Russian foreign minister Sergey Lavrov said Russian experts have inspected the site of the alleged attack in Douma, just east of Damascus, and found no trace of chemical weapons.


He said Moscow has “irrefutable information that it was another fabrication”.

Russia’s ambassador to the UK Alexander Yakovenko told a London press conference that the US and its allies had provided “no tangible proof” to back up claims the Syrian government was responsible for the Douma attack.

He said: “The Syrian government had been repeatedly warning for at least a month that rebels prepared to stage a provocation with chemical weapons in this very area.”

Mr Yakovenko added: “We are witnessing very dangerous developments in Syria. The current US politics, supported almost mechanically by France and the UK, is becoming a threat to the peace and security in the region and  beyond.”

Mrs May and the US president discussed the situation on Thursday night, saying there was a need “to deter the further use of chemical weapons by the Assad regime”, as they pledged to work together on the international response to the suspected chemical weapons attack.

Ministers have said it is “highly likely” Syrian President Bashar Assad was responsible for the attack on Saturday on the rebel-held town of Douma which reportedly left dozens dead and that there was agreement around the Cabinet table that such actions should not go “unchallenged”.

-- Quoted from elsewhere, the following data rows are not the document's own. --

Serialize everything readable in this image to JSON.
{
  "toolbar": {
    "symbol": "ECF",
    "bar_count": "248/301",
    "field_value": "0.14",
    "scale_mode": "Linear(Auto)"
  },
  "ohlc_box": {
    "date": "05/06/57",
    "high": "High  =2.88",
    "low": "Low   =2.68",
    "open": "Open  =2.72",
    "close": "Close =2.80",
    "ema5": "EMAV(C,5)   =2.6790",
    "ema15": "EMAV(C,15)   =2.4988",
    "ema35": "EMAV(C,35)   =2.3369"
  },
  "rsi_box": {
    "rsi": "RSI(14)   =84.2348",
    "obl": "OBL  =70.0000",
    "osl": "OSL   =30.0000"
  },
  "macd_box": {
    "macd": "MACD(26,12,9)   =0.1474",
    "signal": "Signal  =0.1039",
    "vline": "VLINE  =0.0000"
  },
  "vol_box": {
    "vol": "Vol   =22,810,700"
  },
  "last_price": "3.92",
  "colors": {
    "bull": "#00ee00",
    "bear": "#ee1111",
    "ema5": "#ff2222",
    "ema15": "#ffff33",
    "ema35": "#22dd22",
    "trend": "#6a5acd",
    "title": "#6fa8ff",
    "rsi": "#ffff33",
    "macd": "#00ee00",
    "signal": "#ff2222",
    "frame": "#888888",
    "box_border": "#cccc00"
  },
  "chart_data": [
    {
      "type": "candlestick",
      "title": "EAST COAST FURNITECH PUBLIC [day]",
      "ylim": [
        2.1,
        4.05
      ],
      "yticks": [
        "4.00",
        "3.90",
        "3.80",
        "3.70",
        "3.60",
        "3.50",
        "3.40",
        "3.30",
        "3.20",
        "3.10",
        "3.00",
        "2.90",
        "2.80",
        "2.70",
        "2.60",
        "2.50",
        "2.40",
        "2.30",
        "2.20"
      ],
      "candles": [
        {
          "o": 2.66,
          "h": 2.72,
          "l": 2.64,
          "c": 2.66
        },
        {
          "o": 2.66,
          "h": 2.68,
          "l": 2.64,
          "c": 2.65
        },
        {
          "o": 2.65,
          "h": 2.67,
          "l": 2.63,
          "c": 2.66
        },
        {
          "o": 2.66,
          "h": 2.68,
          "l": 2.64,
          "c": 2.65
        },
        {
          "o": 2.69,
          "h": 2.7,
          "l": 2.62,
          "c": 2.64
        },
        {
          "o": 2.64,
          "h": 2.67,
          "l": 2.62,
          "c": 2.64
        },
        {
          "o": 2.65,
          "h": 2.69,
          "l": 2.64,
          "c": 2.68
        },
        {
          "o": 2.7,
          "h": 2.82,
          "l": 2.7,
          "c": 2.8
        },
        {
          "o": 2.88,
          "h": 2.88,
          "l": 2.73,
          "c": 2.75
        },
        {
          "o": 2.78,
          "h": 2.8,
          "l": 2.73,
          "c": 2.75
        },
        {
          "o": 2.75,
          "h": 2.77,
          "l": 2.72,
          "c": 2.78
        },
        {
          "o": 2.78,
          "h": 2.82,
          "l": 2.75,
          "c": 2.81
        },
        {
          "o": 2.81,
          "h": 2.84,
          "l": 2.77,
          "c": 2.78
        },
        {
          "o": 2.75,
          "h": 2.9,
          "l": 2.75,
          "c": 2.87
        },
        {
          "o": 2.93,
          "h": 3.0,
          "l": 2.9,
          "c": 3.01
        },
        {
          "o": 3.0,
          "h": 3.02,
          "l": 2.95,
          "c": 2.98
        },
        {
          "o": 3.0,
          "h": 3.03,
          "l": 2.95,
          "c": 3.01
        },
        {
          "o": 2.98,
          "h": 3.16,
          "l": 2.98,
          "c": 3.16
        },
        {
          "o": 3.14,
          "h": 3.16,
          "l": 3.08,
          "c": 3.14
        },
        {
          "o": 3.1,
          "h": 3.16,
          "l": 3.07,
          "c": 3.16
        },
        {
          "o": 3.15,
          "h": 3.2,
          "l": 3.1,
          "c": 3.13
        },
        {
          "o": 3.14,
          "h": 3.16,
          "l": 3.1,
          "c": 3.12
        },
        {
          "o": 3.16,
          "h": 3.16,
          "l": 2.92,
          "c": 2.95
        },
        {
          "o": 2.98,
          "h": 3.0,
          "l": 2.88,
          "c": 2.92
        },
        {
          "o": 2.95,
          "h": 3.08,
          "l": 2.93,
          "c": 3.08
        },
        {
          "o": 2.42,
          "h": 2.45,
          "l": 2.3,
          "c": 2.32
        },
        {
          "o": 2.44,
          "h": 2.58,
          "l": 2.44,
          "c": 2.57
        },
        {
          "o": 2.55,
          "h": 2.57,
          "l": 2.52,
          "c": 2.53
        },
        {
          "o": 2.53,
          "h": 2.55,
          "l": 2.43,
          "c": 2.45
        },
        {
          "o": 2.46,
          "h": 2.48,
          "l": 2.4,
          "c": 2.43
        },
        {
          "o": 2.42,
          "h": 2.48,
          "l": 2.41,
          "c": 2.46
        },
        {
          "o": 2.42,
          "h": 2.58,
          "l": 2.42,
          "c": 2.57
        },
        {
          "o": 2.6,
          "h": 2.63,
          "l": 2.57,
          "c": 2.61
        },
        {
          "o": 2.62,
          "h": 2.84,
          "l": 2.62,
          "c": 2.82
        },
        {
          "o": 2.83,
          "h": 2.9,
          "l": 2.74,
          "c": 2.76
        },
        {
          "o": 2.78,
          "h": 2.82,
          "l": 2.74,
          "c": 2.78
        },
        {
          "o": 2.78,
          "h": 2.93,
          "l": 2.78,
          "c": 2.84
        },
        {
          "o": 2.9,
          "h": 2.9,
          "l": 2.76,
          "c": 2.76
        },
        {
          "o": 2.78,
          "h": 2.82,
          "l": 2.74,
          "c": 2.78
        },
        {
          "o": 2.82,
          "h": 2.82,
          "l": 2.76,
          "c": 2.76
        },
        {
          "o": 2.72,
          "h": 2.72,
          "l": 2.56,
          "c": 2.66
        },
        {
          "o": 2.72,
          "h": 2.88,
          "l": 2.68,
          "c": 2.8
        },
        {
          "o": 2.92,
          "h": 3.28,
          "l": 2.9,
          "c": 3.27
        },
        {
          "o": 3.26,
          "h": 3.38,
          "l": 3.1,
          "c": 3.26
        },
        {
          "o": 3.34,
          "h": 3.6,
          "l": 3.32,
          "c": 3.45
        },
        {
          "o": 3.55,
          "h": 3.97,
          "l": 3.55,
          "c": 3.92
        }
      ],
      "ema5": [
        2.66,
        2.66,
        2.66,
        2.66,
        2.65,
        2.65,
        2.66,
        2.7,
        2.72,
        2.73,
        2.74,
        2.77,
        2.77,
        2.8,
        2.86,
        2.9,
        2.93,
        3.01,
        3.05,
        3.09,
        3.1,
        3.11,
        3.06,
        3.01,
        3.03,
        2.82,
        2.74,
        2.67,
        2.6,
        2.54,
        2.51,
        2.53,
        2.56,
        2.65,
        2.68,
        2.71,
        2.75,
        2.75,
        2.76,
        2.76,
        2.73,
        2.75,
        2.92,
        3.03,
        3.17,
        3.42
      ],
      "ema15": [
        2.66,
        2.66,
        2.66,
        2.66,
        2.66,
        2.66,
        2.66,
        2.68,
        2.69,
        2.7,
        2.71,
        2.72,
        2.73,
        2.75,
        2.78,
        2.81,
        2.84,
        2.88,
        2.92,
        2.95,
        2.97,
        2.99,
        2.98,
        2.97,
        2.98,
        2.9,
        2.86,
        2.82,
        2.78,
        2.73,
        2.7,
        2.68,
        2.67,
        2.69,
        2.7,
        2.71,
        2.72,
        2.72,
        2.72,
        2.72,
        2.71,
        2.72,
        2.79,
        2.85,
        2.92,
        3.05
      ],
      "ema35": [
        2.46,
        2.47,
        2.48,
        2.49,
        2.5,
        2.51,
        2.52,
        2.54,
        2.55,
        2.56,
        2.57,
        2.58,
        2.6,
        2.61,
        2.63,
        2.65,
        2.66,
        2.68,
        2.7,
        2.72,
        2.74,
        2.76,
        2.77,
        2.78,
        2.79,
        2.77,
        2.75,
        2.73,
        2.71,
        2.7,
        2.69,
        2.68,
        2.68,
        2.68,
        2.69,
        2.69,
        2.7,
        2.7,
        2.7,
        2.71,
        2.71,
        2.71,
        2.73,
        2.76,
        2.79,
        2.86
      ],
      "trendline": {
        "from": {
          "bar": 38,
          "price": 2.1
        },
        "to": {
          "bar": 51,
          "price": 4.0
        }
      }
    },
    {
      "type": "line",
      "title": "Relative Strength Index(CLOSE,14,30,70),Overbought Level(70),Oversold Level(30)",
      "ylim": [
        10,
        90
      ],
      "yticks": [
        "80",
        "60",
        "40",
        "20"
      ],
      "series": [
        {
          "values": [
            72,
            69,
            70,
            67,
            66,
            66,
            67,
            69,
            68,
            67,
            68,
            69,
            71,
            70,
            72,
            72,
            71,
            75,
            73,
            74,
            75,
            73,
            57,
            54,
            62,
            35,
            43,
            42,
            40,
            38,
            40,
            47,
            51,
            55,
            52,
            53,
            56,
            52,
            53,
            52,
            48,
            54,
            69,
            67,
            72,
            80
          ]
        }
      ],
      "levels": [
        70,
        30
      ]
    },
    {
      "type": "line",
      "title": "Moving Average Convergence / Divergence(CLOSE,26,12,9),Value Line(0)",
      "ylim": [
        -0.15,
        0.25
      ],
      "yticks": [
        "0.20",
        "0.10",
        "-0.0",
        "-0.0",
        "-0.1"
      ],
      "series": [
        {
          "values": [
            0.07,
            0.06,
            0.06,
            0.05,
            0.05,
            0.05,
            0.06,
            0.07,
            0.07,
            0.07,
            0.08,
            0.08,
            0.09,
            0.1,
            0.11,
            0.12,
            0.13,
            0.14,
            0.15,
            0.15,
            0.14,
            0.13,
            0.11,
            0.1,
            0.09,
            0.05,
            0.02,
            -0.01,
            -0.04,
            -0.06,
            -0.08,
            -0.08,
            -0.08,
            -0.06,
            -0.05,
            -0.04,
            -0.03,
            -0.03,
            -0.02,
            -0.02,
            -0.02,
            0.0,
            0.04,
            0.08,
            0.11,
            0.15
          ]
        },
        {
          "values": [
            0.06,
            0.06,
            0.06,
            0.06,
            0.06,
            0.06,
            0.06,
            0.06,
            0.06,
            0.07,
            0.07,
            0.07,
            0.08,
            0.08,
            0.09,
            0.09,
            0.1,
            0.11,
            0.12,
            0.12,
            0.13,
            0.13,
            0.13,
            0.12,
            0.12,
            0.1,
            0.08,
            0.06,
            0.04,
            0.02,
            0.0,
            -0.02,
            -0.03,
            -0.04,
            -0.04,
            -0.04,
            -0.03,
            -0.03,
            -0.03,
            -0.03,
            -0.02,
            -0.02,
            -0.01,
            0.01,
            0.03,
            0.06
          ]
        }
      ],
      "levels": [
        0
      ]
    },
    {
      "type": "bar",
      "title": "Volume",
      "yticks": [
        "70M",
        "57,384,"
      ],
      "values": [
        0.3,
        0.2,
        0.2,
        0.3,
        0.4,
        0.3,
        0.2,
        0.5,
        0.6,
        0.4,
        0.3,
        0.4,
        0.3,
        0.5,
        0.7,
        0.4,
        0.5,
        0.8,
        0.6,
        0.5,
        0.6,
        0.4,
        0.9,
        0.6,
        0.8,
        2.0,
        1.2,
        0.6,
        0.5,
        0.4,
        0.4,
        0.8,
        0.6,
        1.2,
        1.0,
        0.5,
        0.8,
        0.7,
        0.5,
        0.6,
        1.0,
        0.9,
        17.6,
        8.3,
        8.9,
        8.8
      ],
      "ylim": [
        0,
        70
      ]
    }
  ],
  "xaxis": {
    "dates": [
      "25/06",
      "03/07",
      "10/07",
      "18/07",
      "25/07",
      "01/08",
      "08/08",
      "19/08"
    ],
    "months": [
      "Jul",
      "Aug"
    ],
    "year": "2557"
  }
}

Mrs May and Mr Trump spoke hours after this meeting and reiterated the use of chemical weapons should not be tolerated.

The largest US air and naval strike force since the 2003 Iraq war was said to be heading towards Syria, according to reports in The Times, paving the way for strikes within the next three days.

Russia has been granted a request for the United Nations Security Council to meet on Friday for fresh discussions on the threat to international peace from air strikes on Syria.


A statement released by Downing Street after Thursday’s Cabinet meeting made no direct reference to military action, but will be seen as a signal Britain would be prepared to join any US-led air strikes against the regime should the Americans decide to go ahead – putting it on a potential collision course with Assad’s principal backer Russia.

In a statement released on Thursday night, a Downing Street spokeswoman said: “The Prime Minister spoke to President Trump about Syria this evening.

“They agreed that the Assad regime had established a pattern of dangerous behaviour in relation to the use of chemical weapons.

“They agreed it was vital that the use of chemical weapons did not go unchallenged, and on the need to deter the further use of chemical weapons by the Assad regime.

“They agreed to keep working closely together on the international response.”

Earlier, Mr Trump appeared to row back from a suggestion on Wednesday that missile strikes were imminent, insisting in his latest tweet that he had never set out a timetable for military action.

“Never said when an attack on Syria would take place. Could be very soon or not so soon at all!” he wrote.

US broadcaster NBC quoted US officials familiar with the intelligence as saying they had now obtained blood and urine samples which had tested positive for chemical weapons.

That assessment appeared to echo French President Emmanuel Macron, who said France had “proof” that “at least chlorine” was used in the attack by the regime.

The White House said it was still assessing the evidence after its security council meeting on Thursday.

The post-Cabinet meeting statement made no reference to whether Parliament would be given a say on military action – prompting renewed concerns among opposition parties and some Tory MPs that Mrs May is prepared to go ahead without a Commons vote.

Mr Corbyn insisted that MPs were entitled to a vote, saying Parliament “must be consulted”.

A team from the Organisation for the Prohibition of Chemical Weapons is due to start its investigation in Syria on Saturday.

On Friday campaigners from the Stop the War Coalition will hand in a letter signed by MPs, trade unionists, celebrities and academics to Downing Street urging Mrs May to not take military action in Syria.

Press Association


From Belfast Telegraph